Record extracts:
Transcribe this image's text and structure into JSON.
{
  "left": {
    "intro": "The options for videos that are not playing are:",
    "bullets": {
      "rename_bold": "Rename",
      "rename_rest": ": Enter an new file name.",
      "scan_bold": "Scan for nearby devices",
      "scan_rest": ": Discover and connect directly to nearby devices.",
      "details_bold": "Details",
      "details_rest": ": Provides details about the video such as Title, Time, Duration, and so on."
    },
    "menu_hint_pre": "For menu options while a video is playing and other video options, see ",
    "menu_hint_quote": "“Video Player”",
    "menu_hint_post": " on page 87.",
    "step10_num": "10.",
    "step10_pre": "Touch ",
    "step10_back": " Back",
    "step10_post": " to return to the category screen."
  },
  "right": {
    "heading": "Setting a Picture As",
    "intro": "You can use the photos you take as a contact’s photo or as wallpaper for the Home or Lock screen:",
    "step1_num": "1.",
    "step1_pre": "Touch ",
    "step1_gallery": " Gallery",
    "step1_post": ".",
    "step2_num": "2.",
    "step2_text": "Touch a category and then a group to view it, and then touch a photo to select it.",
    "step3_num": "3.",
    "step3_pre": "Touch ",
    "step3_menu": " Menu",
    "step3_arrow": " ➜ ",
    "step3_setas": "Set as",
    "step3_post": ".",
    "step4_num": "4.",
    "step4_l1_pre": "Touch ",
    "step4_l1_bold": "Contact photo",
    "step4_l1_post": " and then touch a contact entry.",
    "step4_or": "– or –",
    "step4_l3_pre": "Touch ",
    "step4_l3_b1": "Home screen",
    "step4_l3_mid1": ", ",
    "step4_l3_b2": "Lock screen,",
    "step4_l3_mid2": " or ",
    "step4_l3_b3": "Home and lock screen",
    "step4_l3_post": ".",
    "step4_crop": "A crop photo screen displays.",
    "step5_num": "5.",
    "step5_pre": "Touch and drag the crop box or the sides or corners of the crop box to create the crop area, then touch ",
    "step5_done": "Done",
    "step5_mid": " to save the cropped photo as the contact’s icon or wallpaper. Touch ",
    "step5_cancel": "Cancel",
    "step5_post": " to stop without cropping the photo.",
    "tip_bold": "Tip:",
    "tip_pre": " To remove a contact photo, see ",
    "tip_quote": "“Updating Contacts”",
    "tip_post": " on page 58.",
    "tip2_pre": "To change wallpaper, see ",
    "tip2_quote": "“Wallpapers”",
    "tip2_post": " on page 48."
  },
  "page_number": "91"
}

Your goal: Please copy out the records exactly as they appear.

Exercise solution:
Transcribe this image's text and structure into JSON.
{
  "left": {
    "intro": "The options for videos that are not playing are:",
    "bullets": {
      "rename_bold": "Rename",
      "rename_rest": ": Enter an new file name.",
      "scan_bold": "Scan for nearby devices",
      "scan_rest": ": Discover and connect directly to nearby devices.",
      "details_bold": "Details",
      "details_rest": ": Provides details about the video such as Title, Time, Duration, and so on."
    },
    "menu_hint_pre": "For menu options while a video is playing and other video options, see ",
    "menu_hint_quote": "“Video Player”",
    "menu_hint_post": " on page 87.",
    "step10_num": "10.",
    "step10_pre": "Touch ",
    "step10_back": " Back",
    "step10_post": " to return to the category screen."
  },
  "right": {
    "heading": "Setting a Picture As",
    "intro": "You can use the photos you take as a contact’s photo or as wallpaper for the Home or Lock screen:",
    "step1_num": "1.",
    "step1_pre": "Touch ",
    "step1_gallery": " Gallery",
    "step1_post": ".",
    "step2_num": "2.",
    "step2_text": "Touch a category and then a group to view it, and then touch a photo to select it.",
    "step3_num": "3.",
    "step3_pre": "Touch ",
    "step3_menu": " Menu",
    "step3_arrow": " ➜ ",
    "step3_setas": "Set as",
    "step3_post": ".",
    "step4_num": "4.",
    "step4_l1_pre": "Touch ",
    "step4_l1_bold": "Contact photo",
    "step4_l1_post": " and then touch a contact entry.",
    "step4_or": "– or –",
    "step4_l3_pre": "Touch ",
    "step4_l3_b1": "Home screen",
    "step4_l3_mid1": ", ",
    "step4_l3_b2": "Lock screen,",
    "step4_l3_mid2": " or ",
    "step4_l3_b3": "Home and lock screen",
    "step4_l3_post": ".",
    "step4_crop": "A crop photo screen displays.",
    "step5_num": "5.",
    "step5_pre": "Touch and drag the crop box or the sides or corners of the crop box to create the crop area, then touch ",
    "step5_done": "Done",
    "step5_mid": " to save the cropped photo as the contact’s icon or wallpaper. Touch ",
    "step5_cancel": "Cancel",
    "step5_post": " to stop without cropping the photo.",
    "tip_bold": "Tip:",
    "tip_pre": " To remove a contact photo, see ",
    "tip_quote": "“Updating Contacts”",
    "tip_post": " on page 58.",
    "tip2_pre": "To change wallpaper, see ",
    "tip2_quote": "“Wallpapers”",
    "tip2_post": " on page 48."
  },
  "page_number": "91"
}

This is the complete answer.